Nina Merchant (37) can’t stand the thought of losing another mother. She was a newborn when Kulsum Hussain joined the family as a nanny in the US and became her ‘Maaji’. Hussain nursed her through sickness and health, doubled as a confidante in the heady teenage years, and offered her just the comfort she needed at the death of her mother. Merchant is now trying to pay back.
For the last 10 years, the American citizen, who is now a resident of Bandra West, has been petitioning the US Consulate General in Mumbai and the US Embassy in New Delhi to provide aid to Hussain, also an American citizen, under the US’ Social Security programme. Benefits under this social insurance programme are paid out on a monthly basis to retired US workers and their surviving spouses. Despite working in the US for 20 years, Hussain didn’t qualify for Social Security benefits
Merchant’s fight to get Hussain her due reparations took on more meaning recently after the 88-year-old sustained a spinal injury (an acute compression of the vertebrae). The aged nanny needs regular physiotherapy and a nutritious diet. At her advanced age, surgery can be risky. Last year, she underwent an intestinal surgery when she couldn’t pass stool for a month and developed haemorrhoids. She had to push back that surgery owing to a lack of funds.
At the age of 40, Hussain, a resident of Mumbai, found herself widowed and all alone. For the next 12 years, she fended for herself working as domestic help. When an opportunity to work as a nanny in the US opened up in 1981, she moved and joined the Merchants. She was relieved of her service a year after the death of Merchant’s mother in 2000. During her 20-year-long service, she earned a US citizenship and paid her taxes.
Immobilised by fall
Since her return to Mumbai, she has subsisted on an interest of R1,000 a month earned on her savings.
Two months ago, Hussain had a fall in her room at a chawl in Mazgaon, and she damaged her spine. “She is a very strong and independent woman. Rarely did she complain about her health. I called her up late at night a few days ago and found her speech was slurred.
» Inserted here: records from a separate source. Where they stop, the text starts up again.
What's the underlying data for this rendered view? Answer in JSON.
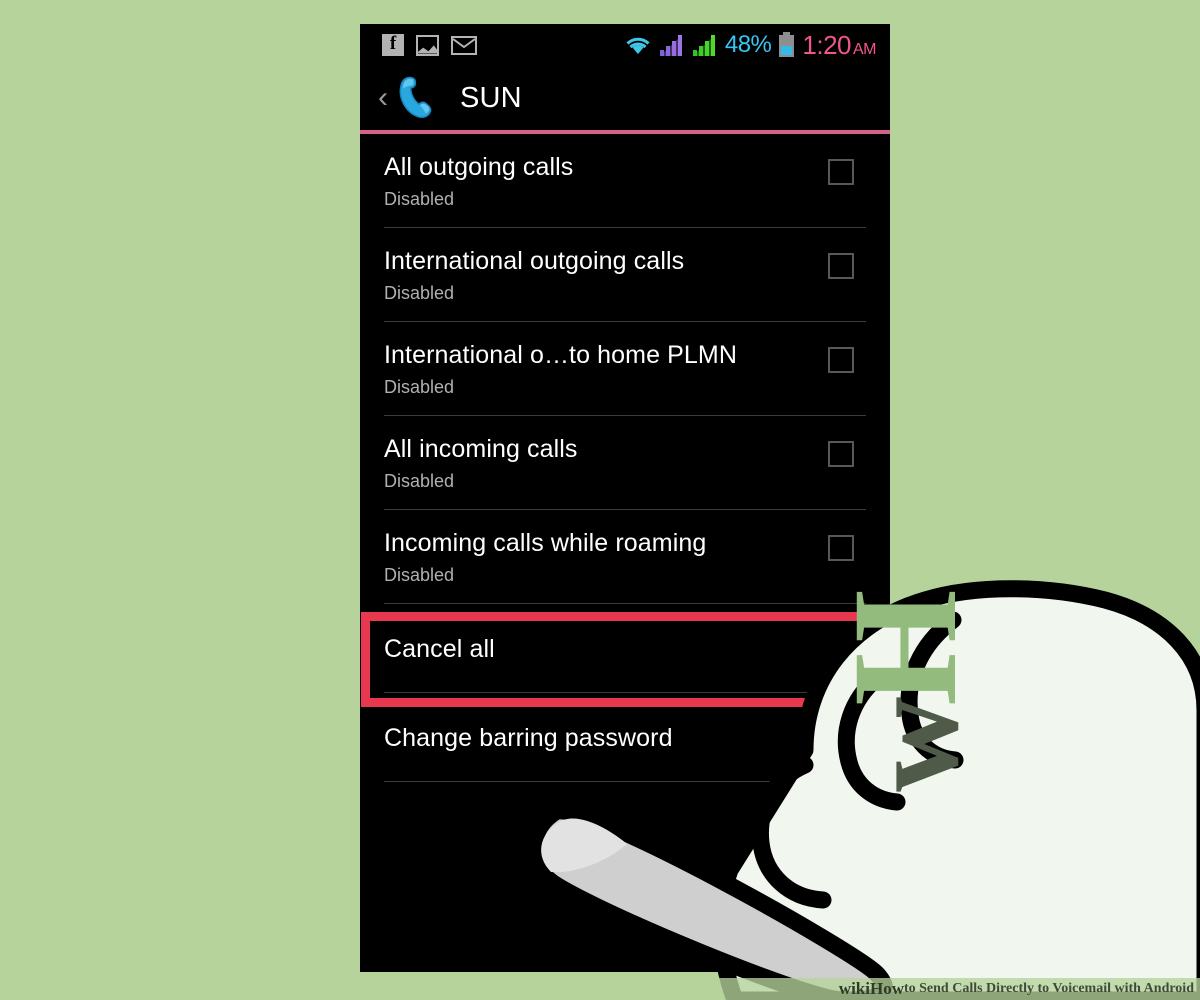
{
  "background_color": "#b5d39b",
  "accent_colors": {
    "header_rule": "#d4608c",
    "highlight_box": "#e8384f",
    "clock": "#f0568c",
    "battery_text": "#35c6f4",
    "phone_icon": "#29a8e0"
  },
  "status_bar": {
    "left_icons": [
      {
        "name": "facebook-icon",
        "glyph": "f"
      },
      {
        "name": "gallery-icon",
        "glyph": ""
      },
      {
        "name": "email-icon",
        "glyph": ""
      }
    ],
    "wifi_icon": "wifi-icon",
    "signal_1_icon": "signal-bars-icon",
    "signal_2_icon": "signal-bars-icon",
    "battery_percent": "48%",
    "battery_icon": "battery-icon",
    "time": "1:20",
    "ampm": "AM"
  },
  "header": {
    "back_icon": "‹",
    "app_icon": "phone-handset-icon",
    "title": "SUN"
  },
  "settings": {
    "rows": [
      {
        "title": "All outgoing calls",
        "subtitle": "Disabled",
        "checked": false
      },
      {
        "title": "International outgoing calls",
        "subtitle": "Disabled",
        "checked": false
      },
      {
        "title": "International o…to home PLMN",
        "subtitle": "Disabled",
        "checked": false
      },
      {
        "title": "All incoming calls",
        "subtitle": "Disabled",
        "checked": false
      },
      {
        "title": "Incoming calls while roaming",
        "subtitle": "Disabled",
        "checked": false
      }
    ],
    "actions": [
      {
        "title": "Cancel all"
      },
      {
        "title": "Change barring password"
      }
    ]
  },
  "annotation": {
    "highlight_target": "Cancel all",
    "hand_cursor": "pointing-hand-cursor",
    "watermark": "wH"
  },
  "footer": {
    "brand": "wikiHow",
    "caption": " to Send Calls Directly to Voicemail with Android"
  }
}
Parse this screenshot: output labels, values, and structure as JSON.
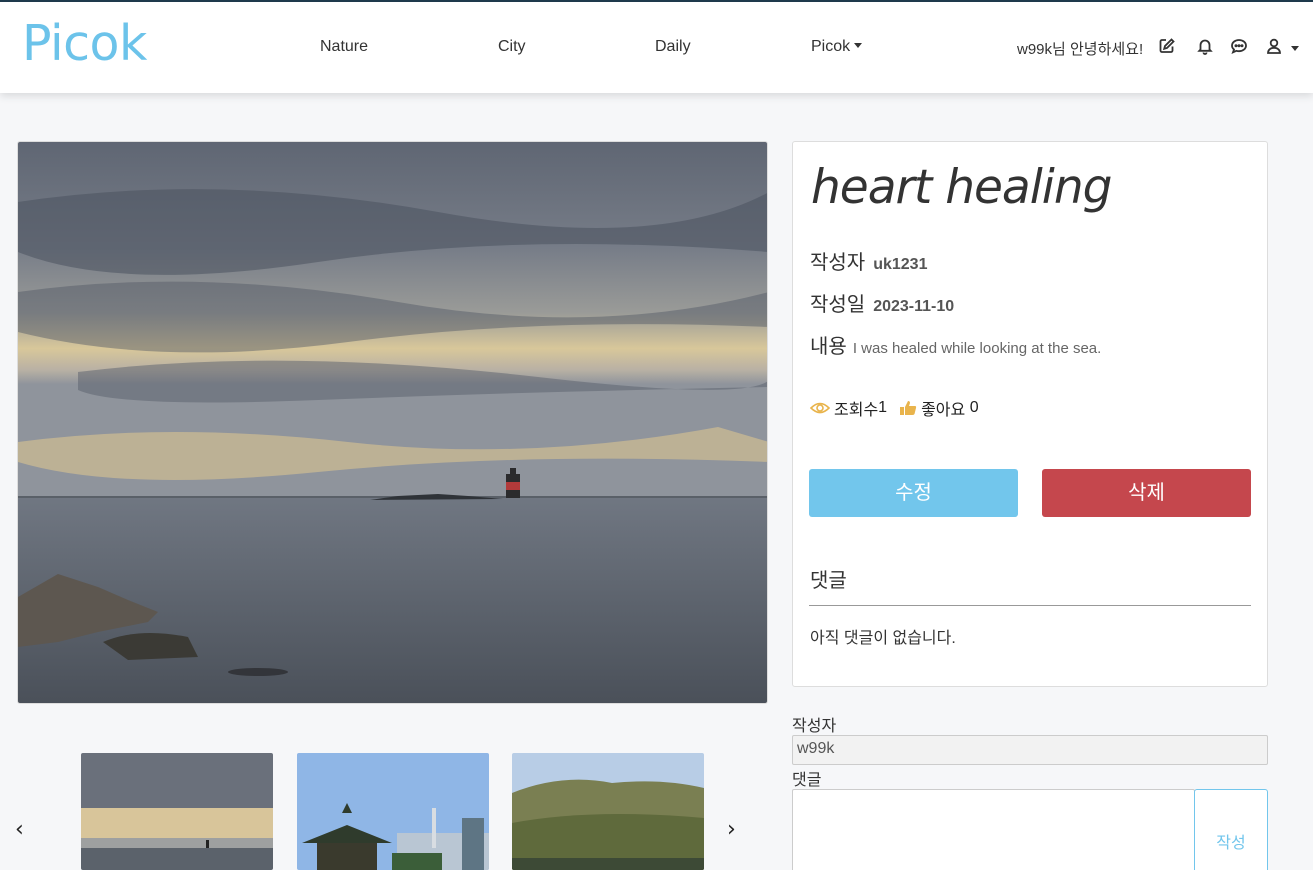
{
  "header": {
    "logo": "Picok",
    "nav": [
      "Nature",
      "City",
      "Daily",
      "Picok"
    ],
    "greeting": "w99k님 안녕하세요!",
    "icons": [
      "edit-icon",
      "bell-icon",
      "chat-icon",
      "user-icon"
    ]
  },
  "post": {
    "title": "heart healing",
    "author_label": "작성자",
    "author": "uk1231",
    "date_label": "작성일",
    "date": "2023-11-10",
    "content_label": "내용",
    "content": "I was healed while looking at the sea.",
    "views_label": "조회수",
    "views": "1",
    "likes_label": "좋아요",
    "likes": "0",
    "edit_button": "수정",
    "delete_button": "삭제",
    "comments_heading": "댓글",
    "no_comments": "아직 댓글이 없습니다."
  },
  "comment_form": {
    "author_label": "작성자",
    "author_value": "w99k",
    "comment_label": "댓글",
    "submit": "작성"
  },
  "carousel": {
    "thumbs": [
      "sunset-sea-lighthouse",
      "pagoda-city",
      "forest-lake"
    ],
    "prev_icon": "chevron-left-icon",
    "next_icon": "chevron-right-icon"
  },
  "colors": {
    "brand": "#6cc3ea",
    "edit": "#72c6ec",
    "delete": "#c5474d",
    "icon_accent": "#e9b44c"
  }
}
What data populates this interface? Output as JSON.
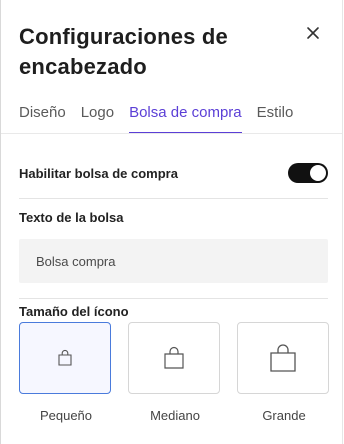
{
  "header": {
    "title": "Configuraciones de encabezado",
    "close_icon": "close-icon"
  },
  "tabs": [
    {
      "label": "Diseño",
      "active": false
    },
    {
      "label": "Logo",
      "active": false
    },
    {
      "label": "Bolsa de compra",
      "active": true
    },
    {
      "label": "Estilo",
      "active": false
    }
  ],
  "bag": {
    "enable_label": "Habilitar bolsa de compra",
    "enabled": true,
    "text_label": "Texto de la bolsa",
    "text_value": "Bolsa compra",
    "size_label": "Tamaño del ícono",
    "sizes": [
      {
        "label": "Pequeño",
        "selected": true,
        "icon": "shopping-bag-icon"
      },
      {
        "label": "Mediano",
        "selected": false,
        "icon": "shopping-bag-icon"
      },
      {
        "label": "Grande",
        "selected": false,
        "icon": "shopping-bag-icon"
      }
    ]
  },
  "colors": {
    "accent": "#5b3fd6",
    "selected_border": "#4a7bdc",
    "toggle_on": "#111111"
  }
}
She told me she had been suffering from incontinence and excruciating pain in the legs for two days. I rushed to her house,” says Merchant. She found Hussain sitting in the dark, with a bump on the head, and learnt of her fall. Merchant rushed her to Prince Aly Khan Hospital in Mazgaon, where she was admitted to the ICU.
“She sustained a haematoma (clotting of the blood) in the head and a spinal injury. She has been prescribed continuous treatment, physiotherapy and a balanced diet. I have been helping her with the treatment, but it isn’t enough,” Merchant admits. Hussain needs the support of a walker and a caregiver at all times. The medical bills have eaten up almost all her savings.
Fight for justice
Merchant, who moved to Mumbai 13 years ago, says the fall prompted her to soldier on with the ‘fight for justice’. “Every US citizen is liable for benefits of the US government even if they stay outside the country. I want Maaji to get the treatment and live in comfort. She paid taxes in the US. Why can’t government help her?” she asks. “How can it abandon its citizen just because she didn’t have enough Social Security work credits [to qualify for the benefits]? She is not an Indian citizen anymore nor is the US government willing to help. Where does it leave her?”
Gaurav Malhotra, a social activist in Delhi who is helping Merchant push her case with the US government, says, “The [US] government often bends rules to help citizens in need. And, this is a genuine case.”
Malhotra has shot several mails in the past week to the US Embassy in Delhi, asking that Hussain be given Social Security benefits. “The authorities told me that the case has been forwarded to the US Consulate in Mumbai,” he says. The US Consulate General in Mumbai says the case has been forwarded to higher authorities. “We can’t comment on individual cases. But, the American citizen services unit at the consulate is ready to assist all US citizens. We encourage US citizens seeking assistance with Social Security and other services to come to contact us,” says Heidi Hattenbach, spokesperson, US Consulate General in Mumbai.
Anyone born in the US after 1929 and who has worked for at least 10 years can become eligible for Social Security. The catch is the system of credits — based on the amount of income tax payments and criminal records, among others — that determines eligibility. One earns up to four credits for every year worked; 40 credits are needed to qualify for Social Security. Non-citizens, who are “lawfully in the US and meet all eligibility requirements”, too, can receive the benefits. Hussain managed to rack up a credit of only nine points. Merchant wants the US government to allow her leeway on humanitarian grounds. She says she had enquired with the government why Hussain had been able to accrue only nine credits through all her years of service